(Dataset rows describing interfaces)
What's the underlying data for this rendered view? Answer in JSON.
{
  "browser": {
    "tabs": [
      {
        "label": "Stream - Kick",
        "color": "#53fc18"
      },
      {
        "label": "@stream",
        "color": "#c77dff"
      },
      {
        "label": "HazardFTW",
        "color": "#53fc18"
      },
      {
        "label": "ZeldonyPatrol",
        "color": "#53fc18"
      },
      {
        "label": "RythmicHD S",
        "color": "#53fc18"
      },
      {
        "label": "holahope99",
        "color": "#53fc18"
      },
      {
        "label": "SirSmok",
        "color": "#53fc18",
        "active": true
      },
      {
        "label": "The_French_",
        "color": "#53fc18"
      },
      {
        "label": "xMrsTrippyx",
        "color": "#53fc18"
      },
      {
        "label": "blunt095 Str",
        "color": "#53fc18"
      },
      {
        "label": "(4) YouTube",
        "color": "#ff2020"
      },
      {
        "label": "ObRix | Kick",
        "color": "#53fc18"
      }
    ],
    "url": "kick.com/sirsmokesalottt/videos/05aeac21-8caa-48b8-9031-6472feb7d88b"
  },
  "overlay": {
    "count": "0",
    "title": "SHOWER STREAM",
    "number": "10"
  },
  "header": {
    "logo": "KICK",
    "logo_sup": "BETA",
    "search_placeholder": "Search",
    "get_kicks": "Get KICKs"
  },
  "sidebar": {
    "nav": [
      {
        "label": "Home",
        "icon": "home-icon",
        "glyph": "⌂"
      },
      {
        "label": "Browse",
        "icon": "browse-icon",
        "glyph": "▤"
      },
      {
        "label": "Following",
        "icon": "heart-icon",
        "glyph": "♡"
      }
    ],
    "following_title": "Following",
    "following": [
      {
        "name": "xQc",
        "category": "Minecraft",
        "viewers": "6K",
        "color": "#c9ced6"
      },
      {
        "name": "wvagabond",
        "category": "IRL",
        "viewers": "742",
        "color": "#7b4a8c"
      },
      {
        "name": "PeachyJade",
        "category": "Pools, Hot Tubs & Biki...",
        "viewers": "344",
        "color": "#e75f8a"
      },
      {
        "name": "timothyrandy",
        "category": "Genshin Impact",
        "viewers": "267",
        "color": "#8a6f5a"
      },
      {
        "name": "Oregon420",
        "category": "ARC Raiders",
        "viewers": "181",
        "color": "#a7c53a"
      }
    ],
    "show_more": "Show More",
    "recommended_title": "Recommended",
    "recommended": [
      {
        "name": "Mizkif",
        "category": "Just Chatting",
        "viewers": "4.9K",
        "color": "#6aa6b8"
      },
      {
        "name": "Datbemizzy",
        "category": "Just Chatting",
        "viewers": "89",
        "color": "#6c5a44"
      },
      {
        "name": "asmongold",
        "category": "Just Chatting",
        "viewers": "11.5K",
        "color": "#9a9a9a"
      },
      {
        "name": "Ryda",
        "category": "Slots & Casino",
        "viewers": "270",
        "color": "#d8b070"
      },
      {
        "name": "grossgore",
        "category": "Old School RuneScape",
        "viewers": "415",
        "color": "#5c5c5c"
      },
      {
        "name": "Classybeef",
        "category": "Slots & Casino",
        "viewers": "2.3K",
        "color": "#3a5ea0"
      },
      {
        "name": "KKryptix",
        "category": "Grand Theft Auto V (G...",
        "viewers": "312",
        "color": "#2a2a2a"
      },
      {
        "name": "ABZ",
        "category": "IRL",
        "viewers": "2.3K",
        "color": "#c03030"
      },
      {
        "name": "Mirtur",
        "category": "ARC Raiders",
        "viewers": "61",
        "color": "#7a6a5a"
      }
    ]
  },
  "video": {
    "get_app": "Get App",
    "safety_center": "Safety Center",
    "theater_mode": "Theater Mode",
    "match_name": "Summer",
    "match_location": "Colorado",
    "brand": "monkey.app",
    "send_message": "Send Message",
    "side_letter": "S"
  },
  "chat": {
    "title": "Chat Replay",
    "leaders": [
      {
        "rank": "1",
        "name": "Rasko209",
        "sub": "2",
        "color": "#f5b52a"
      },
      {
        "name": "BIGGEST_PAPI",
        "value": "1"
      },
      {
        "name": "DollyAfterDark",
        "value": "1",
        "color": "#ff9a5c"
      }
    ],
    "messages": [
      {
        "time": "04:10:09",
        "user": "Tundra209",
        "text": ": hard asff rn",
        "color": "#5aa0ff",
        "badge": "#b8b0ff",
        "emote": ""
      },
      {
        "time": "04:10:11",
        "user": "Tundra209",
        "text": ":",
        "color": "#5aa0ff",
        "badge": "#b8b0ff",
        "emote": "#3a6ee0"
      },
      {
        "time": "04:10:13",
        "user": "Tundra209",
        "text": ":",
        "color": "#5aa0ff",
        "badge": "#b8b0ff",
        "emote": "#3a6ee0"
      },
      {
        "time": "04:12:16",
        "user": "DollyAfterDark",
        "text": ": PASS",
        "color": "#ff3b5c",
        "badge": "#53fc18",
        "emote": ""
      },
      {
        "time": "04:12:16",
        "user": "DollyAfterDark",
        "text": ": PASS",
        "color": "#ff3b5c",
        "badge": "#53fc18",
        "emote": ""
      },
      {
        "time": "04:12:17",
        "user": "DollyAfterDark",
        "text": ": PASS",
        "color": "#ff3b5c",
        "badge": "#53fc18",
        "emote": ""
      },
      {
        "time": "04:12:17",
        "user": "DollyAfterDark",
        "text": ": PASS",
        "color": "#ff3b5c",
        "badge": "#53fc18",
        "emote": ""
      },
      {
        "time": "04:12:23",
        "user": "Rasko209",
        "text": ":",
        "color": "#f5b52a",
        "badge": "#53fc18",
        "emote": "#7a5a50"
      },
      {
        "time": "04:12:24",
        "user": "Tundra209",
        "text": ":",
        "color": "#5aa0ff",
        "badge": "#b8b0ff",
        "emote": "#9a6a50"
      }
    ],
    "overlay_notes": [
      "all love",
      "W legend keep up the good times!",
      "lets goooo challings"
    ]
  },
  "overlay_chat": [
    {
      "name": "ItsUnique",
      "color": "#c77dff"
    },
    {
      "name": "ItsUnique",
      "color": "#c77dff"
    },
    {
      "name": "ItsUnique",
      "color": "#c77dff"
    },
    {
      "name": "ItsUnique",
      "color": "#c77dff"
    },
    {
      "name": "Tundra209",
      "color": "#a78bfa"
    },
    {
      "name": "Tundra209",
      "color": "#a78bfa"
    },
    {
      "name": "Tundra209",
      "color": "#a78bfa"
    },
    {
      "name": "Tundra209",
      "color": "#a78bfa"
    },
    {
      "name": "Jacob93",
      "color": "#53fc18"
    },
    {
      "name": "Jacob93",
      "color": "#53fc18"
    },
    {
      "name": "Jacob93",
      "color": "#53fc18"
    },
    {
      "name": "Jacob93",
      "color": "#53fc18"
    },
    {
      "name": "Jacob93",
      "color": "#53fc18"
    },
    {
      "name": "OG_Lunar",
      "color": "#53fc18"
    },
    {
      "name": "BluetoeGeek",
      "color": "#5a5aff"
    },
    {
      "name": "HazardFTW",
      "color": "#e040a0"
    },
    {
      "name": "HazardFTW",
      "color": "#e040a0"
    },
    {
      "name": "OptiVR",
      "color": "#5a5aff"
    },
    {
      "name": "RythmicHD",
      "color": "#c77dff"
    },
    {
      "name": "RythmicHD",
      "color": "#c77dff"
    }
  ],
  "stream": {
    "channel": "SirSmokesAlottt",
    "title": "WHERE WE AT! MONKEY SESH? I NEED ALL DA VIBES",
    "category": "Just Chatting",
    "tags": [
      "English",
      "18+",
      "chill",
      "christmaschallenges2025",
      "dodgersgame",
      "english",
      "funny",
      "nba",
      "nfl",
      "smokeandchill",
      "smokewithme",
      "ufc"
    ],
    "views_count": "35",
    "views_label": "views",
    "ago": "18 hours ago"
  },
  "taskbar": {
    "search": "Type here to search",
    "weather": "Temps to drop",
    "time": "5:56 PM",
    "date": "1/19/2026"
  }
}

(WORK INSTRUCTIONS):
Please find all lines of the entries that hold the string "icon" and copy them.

(WRITTEN REPLY):
        "icon": "home-icon",
        "icon": "browse-icon",
        "icon": "heart-icon",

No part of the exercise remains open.